When we first began working on
our collaborative collection with NYPL, the plan was that the launch would coincide with the much-anticipated launch of their Polonsky Exhibition of The New York Public Library’s Treasures. Unfortunately, the exhibit’s debut has had to be pushed back due to the COVID-19 pandemic, but that doesn’t mean you cannot still enjoy the Library’s fantastic collection of historic and cultural artifacts!
With our representatives at
Harper Group, we recently held a webinar for our North American retailers to introduce our Treasures collection. We were joined by several NYPL curators who gave us an exclusive look at the original artifacts and shared the special (and sometimes surprising!) stories behind them.

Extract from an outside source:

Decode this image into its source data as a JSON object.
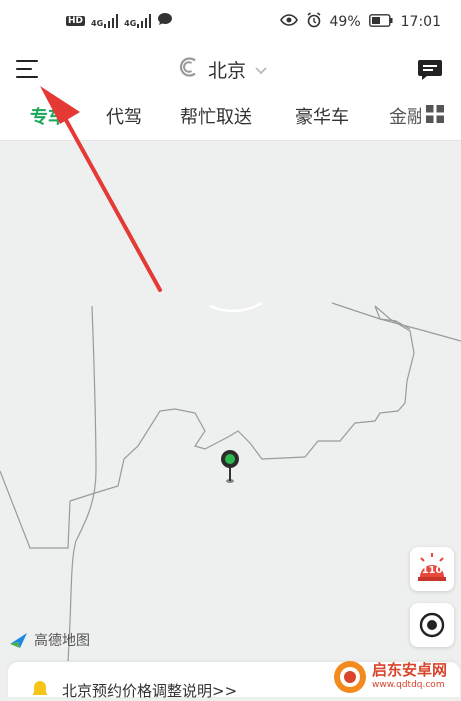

Check out the videos below to learn more about the Treasures of The New York Public Library: De Sideribus Tractatus, Declaration of Independence, Hunt-Lenox Globe and Virginia Woolf’s Notebooks. De Sideribus Tractatus
Madeleine Viljoen (Curator, Print Collection and Spencer Collection) shows us the original 80-page volume reproduced for our Astronomica covers, flipping through the delicate pages to show Hyginus’ 15th-century depictions of the constellations. We also hear from the curator herself how to properly pronounce “De Sideribus Tractatus”! Declaration of Independence

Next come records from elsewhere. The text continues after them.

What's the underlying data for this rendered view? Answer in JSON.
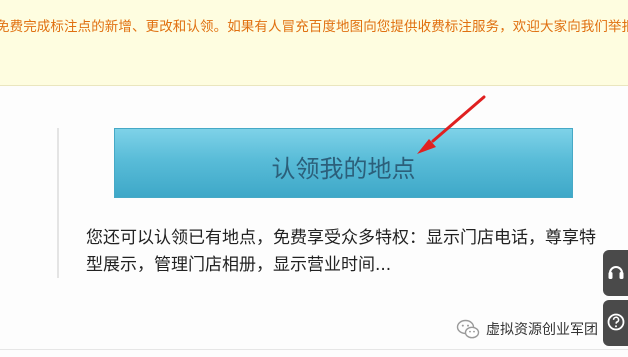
{
  "notice": {
    "text": "免费完成标注点的新增、更改和认领。如果有人冒充百度地图向您提供收费标注服务，欢迎大家向我们举报。"
  },
  "claim_button": {
    "label": "认领我的地点"
  },
  "description": {
    "text": "您还可以认领已有地点，免费享受众多特权：显示门店电话，尊享特型展示，管理门店相册，显示营业时间..."
  },
  "watermark": {
    "text": "虚拟资源创业军团",
    "icon": "wechat-icon"
  },
  "colors": {
    "notice_bg": "#fefde0",
    "notice_text": "#e07010",
    "button_top": "#7ed2e8",
    "button_bottom": "#3ea8c8",
    "button_text": "#2c5f7a",
    "annotation_arrow": "#e02020"
  }
}
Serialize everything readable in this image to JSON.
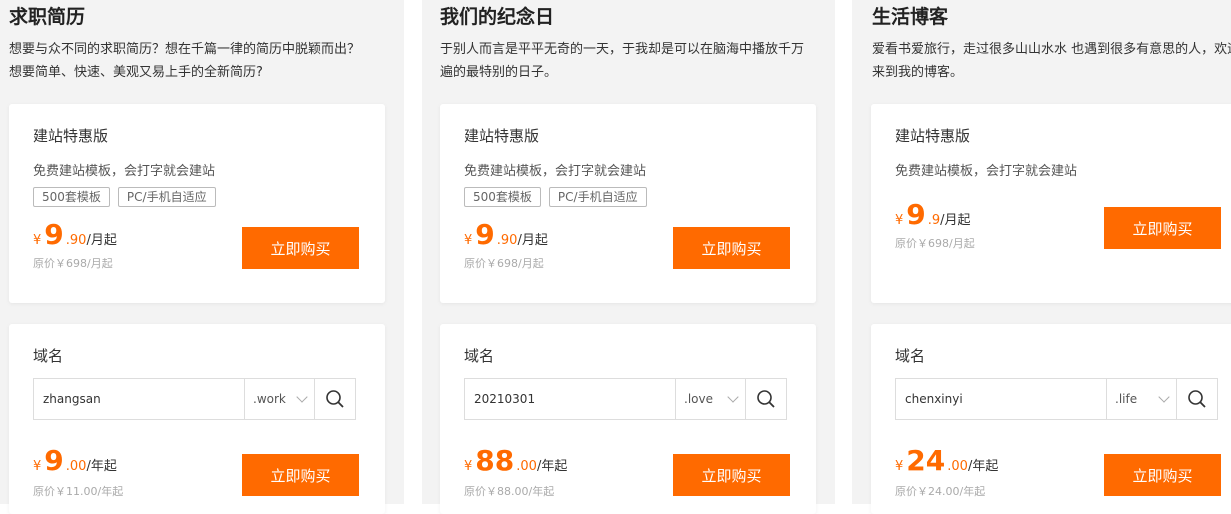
{
  "columns": [
    {
      "title": "求职简历",
      "desc": "想要与众不同的求职简历？想在千篇一律的简历中脱颖而出？想要简单、快速、美观又易上手的全新简历?",
      "site": {
        "title": "建站特惠版",
        "subtitle": "免费建站模板，会打字就会建站",
        "tags": [
          "500套模板",
          "PC/手机自适应"
        ],
        "price_currency": "¥",
        "price_int": "9",
        "price_dec": ".90",
        "price_unit": "/月起",
        "original": "原价￥698/月起",
        "buy_label": "立即购买"
      },
      "domain": {
        "title": "域名",
        "value": "zhangsan",
        "suffix": ".work",
        "price_currency": "¥",
        "price_int": "9",
        "price_dec": ".00",
        "price_unit": "/年起",
        "original": "原价￥11.00/年起",
        "buy_label": "立即购买"
      }
    },
    {
      "title": "我们的纪念日",
      "desc": "于别人而言是平平无奇的一天，于我却是可以在脑海中播放千万遍的最特别的日子。",
      "site": {
        "title": "建站特惠版",
        "subtitle": "免费建站模板，会打字就会建站",
        "tags": [
          "500套模板",
          "PC/手机自适应"
        ],
        "price_currency": "¥",
        "price_int": "9",
        "price_dec": ".90",
        "price_unit": "/月起",
        "original": "原价￥698/月起",
        "buy_label": "立即购买"
      },
      "domain": {
        "title": "域名",
        "value": "20210301",
        "suffix": ".love",
        "price_currency": "¥",
        "price_int": "88",
        "price_dec": ".00",
        "price_unit": "/年起",
        "original": "原价￥88.00/年起",
        "buy_label": "立即购买"
      }
    },
    {
      "title": "生活博客",
      "desc": "爱看书爱旅行，走过很多山山水水 也遇到很多有意思的人，欢迎来到我的博客。",
      "site": {
        "title": "建站特惠版",
        "subtitle": "免费建站模板，会打字就会建站",
        "price_currency": "¥",
        "price_int": "9",
        "price_dec": ".9",
        "price_unit": "/月起",
        "original": "原价￥698/月起",
        "buy_label": "立即购买"
      },
      "domain": {
        "title": "域名",
        "value": "chenxinyi",
        "suffix": ".life",
        "price_currency": "¥",
        "price_int": "24",
        "price_dec": ".00",
        "price_unit": "/年起",
        "original": "原价￥24.00/年起",
        "buy_label": "立即购买"
      }
    }
  ],
  "colors": {
    "accent": "#ff6a00",
    "background": "#f3f3f3"
  },
  "icons": {
    "search": "search-icon",
    "dropdown": "chevron-down-icon"
  }
}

Michael Inman (Curator, Rare Books Division NYPL) shows us one of only two surviving copies of the Thomas Jefferson draft of the Declaration of Independence. He highlights the key differences between Jefferson’s original draft and the final ratified version, particularly in reference to the slave trade, as well as what is one of the first references to the country as the United States. Hunt-Lenox Globe
Michael Inman (Curator, Rare Books Division NYPL) displays the surprisingly tiny Hunt-Lenox Globe, one of the Library’s greatest treasures. Look closely to see one of the earliest depictions of the Americas, as well as other unique geographical details etched into this unique copper globe. Virginia Woolf’s Notebooks

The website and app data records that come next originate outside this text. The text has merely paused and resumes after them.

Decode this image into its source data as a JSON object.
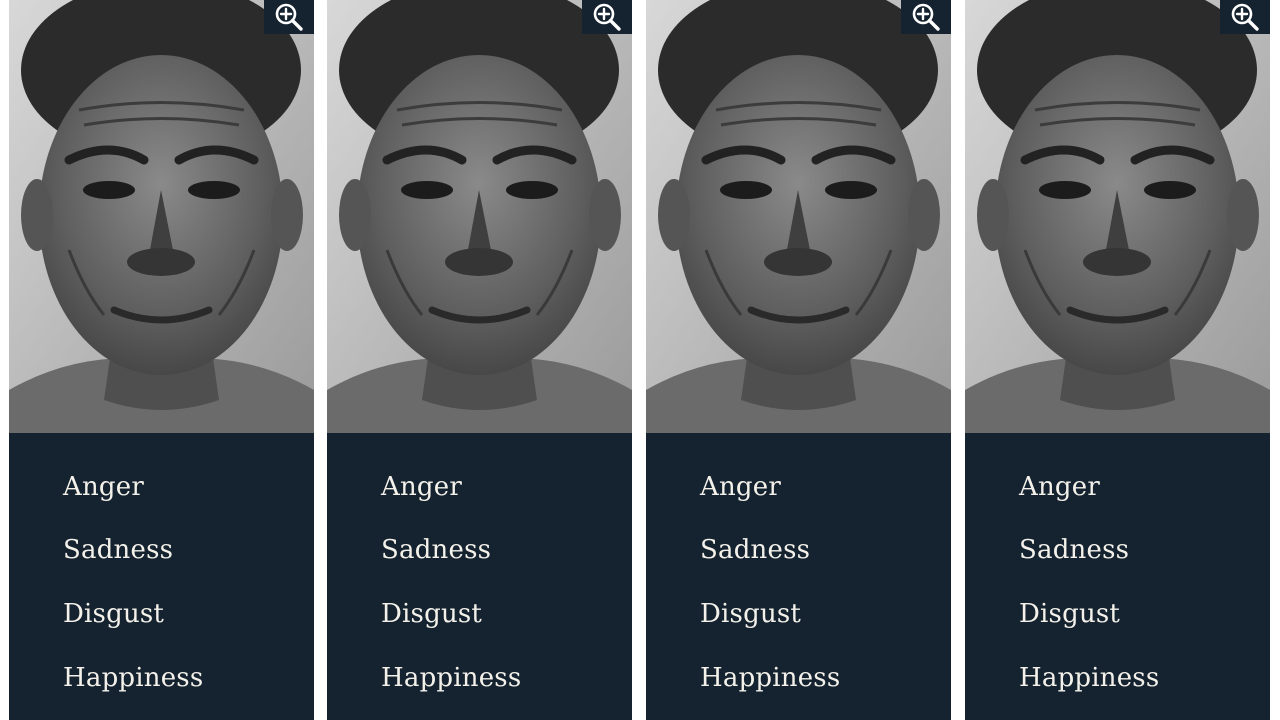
{
  "colors": {
    "panel": "#152330",
    "option_text": "#f3f1ea",
    "background": "#ffffff"
  },
  "cards": [
    {
      "photo_icon": "zoom-in-icon",
      "options": [
        "Anger",
        "Sadness",
        "Disgust",
        "Happiness"
      ]
    },
    {
      "photo_icon": "zoom-in-icon",
      "options": [
        "Anger",
        "Sadness",
        "Disgust",
        "Happiness"
      ]
    },
    {
      "photo_icon": "zoom-in-icon",
      "options": [
        "Anger",
        "Sadness",
        "Disgust",
        "Happiness"
      ]
    },
    {
      "photo_icon": "zoom-in-icon",
      "options": [
        "Anger",
        "Sadness",
        "Disgust",
        "Happiness"
      ]
    }
  ]
}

Carolyn Vega (Henry W. and Albert A. Berg Curator of English and American Literature) shows us the notebooks Virginia Woolf used to draft her most experimental work of fiction, The Waves. Discover how Woolf often bound the notebooks herself, creating her own vibrant covers, page margins and lines for text, before drafting and annotating her work.
All videos by casspix.com
If you had a chance to learn from an NYPL curator, what would you ask?